▶ _What is expected_: Copy every line in the records below that contains the word "platby".
[Data for review — start]
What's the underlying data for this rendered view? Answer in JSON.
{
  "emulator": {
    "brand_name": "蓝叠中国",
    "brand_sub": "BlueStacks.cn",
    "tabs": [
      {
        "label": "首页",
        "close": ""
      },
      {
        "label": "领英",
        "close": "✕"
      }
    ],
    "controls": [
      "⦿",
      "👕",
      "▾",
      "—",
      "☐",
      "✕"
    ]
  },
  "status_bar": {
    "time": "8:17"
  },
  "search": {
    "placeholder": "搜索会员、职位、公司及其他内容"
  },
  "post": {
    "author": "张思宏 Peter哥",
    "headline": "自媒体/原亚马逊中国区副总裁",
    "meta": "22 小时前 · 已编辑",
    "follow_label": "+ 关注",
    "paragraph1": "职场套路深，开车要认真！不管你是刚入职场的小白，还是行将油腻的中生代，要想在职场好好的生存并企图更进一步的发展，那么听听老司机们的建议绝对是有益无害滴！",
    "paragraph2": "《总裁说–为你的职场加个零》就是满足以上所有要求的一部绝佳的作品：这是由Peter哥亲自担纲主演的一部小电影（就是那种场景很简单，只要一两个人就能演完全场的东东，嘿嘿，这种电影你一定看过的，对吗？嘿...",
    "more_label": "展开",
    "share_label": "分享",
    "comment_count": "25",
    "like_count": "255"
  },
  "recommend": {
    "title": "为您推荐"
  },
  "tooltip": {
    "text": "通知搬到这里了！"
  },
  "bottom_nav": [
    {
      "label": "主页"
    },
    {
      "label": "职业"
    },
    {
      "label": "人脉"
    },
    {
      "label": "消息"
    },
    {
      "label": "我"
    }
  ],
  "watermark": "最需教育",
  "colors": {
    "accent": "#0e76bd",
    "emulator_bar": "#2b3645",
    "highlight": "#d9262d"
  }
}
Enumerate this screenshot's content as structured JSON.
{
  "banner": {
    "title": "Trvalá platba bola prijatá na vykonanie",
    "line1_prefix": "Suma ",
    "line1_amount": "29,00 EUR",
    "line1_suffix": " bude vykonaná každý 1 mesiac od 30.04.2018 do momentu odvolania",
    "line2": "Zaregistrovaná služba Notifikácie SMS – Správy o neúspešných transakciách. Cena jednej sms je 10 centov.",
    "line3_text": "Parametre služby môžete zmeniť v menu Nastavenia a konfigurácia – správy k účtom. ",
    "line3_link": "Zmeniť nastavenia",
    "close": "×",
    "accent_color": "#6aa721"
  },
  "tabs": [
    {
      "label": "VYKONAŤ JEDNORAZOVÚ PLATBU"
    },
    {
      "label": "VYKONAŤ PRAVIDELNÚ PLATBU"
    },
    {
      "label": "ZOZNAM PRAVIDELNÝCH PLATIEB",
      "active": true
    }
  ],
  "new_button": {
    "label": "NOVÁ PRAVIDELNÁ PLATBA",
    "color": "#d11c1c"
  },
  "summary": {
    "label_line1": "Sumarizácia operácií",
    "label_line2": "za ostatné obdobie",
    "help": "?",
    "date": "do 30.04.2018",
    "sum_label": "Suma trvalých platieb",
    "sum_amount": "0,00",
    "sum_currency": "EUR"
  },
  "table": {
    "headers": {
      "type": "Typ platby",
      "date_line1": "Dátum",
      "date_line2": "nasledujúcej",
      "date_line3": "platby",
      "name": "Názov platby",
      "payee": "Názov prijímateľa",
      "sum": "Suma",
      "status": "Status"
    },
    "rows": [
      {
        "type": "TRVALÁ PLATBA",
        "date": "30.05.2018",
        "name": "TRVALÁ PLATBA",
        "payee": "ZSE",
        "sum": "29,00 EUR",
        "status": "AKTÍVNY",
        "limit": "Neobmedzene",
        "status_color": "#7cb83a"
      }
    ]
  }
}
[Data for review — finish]
▶ _Response area_:
      "type": "Typ platby",
      "date_line3": "platby",
      "name": "Názov platby",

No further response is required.